Work task:
What you give back must match the records below exactly.

(Items from an interface collection)
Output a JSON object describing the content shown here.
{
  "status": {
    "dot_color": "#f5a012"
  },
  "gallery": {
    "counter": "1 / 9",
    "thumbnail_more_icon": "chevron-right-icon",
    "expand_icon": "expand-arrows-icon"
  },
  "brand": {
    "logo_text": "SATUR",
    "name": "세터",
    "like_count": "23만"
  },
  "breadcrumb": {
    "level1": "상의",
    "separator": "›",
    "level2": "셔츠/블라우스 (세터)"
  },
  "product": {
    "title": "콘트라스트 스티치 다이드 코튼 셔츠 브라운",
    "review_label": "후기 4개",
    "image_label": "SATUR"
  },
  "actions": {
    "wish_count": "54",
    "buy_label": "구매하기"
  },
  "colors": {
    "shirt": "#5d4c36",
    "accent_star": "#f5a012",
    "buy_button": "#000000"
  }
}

Answer section:
Output a JSON object describing the content shown here.
{
  "status": {
    "dot_color": "#f5a012"
  },
  "gallery": {
    "counter": "1 / 9",
    "thumbnail_more_icon": "chevron-right-icon",
    "expand_icon": "expand-arrows-icon"
  },
  "brand": {
    "logo_text": "SATUR",
    "name": "세터",
    "like_count": "23만"
  },
  "breadcrumb": {
    "level1": "상의",
    "separator": "›",
    "level2": "셔츠/블라우스 (세터)"
  },
  "product": {
    "title": "콘트라스트 스티치 다이드 코튼 셔츠 브라운",
    "review_label": "후기 4개",
    "image_label": "SATUR"
  },
  "actions": {
    "wish_count": "54",
    "buy_label": "구매하기"
  },
  "colors": {
    "shirt": "#5d4c36",
    "accent_star": "#f5a012",
    "buy_button": "#000000"
  }
}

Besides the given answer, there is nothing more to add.